## Required action
Where the word "Диагностический" occurs in a line of the data, return the whole line.

## Supplied records
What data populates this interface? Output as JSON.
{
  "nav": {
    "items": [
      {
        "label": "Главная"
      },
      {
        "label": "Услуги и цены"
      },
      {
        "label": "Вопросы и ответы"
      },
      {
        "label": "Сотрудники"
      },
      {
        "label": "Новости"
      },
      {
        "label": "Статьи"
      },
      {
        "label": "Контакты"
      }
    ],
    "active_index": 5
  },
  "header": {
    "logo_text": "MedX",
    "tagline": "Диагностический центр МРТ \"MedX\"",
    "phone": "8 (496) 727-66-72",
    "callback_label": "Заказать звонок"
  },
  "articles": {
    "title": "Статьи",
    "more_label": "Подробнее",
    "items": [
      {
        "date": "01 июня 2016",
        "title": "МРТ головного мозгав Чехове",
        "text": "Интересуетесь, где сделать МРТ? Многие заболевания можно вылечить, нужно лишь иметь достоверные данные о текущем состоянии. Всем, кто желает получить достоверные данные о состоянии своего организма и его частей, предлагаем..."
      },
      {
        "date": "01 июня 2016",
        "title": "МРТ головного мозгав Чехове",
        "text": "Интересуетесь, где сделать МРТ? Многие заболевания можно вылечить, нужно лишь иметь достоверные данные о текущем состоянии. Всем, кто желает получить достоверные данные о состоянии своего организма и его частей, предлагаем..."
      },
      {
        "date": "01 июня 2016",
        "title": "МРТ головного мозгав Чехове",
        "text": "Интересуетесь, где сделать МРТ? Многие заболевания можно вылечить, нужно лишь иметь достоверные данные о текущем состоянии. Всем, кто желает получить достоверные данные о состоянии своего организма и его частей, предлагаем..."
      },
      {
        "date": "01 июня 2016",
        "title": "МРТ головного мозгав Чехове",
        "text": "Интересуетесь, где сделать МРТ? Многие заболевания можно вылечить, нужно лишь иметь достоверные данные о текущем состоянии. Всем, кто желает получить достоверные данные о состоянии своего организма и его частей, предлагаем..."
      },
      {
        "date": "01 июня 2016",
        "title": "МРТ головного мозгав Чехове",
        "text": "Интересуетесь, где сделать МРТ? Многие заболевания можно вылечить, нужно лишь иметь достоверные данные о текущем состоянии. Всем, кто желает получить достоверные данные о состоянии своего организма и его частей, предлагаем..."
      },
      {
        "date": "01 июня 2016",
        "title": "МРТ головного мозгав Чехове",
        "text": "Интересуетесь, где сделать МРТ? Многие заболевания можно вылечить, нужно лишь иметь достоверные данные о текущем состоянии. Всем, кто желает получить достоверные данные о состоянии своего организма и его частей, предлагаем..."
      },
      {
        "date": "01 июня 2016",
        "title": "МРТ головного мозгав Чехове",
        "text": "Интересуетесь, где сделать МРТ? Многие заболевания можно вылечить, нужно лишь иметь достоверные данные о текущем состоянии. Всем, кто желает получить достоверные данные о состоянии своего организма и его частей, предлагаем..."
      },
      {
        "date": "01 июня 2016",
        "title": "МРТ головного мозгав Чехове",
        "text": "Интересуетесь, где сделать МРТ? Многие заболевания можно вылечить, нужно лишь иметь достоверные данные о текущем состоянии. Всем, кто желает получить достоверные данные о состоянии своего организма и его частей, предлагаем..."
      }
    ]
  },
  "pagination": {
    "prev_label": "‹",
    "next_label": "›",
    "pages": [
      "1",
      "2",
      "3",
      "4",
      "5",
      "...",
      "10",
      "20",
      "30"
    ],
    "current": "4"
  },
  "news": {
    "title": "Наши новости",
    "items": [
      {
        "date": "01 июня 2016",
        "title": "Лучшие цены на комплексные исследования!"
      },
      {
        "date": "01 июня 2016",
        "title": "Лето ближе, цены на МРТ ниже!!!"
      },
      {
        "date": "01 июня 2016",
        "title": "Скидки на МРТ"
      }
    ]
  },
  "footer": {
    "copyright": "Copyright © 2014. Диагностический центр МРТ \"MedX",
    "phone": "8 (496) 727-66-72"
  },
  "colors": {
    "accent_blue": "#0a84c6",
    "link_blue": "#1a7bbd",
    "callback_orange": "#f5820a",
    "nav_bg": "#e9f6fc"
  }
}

## Response for this exercise
    "tagline": "Диагностический центр МРТ \"MedX\"",
    "copyright": "Copyright © 2014. Диагностический центр МРТ \"MedX",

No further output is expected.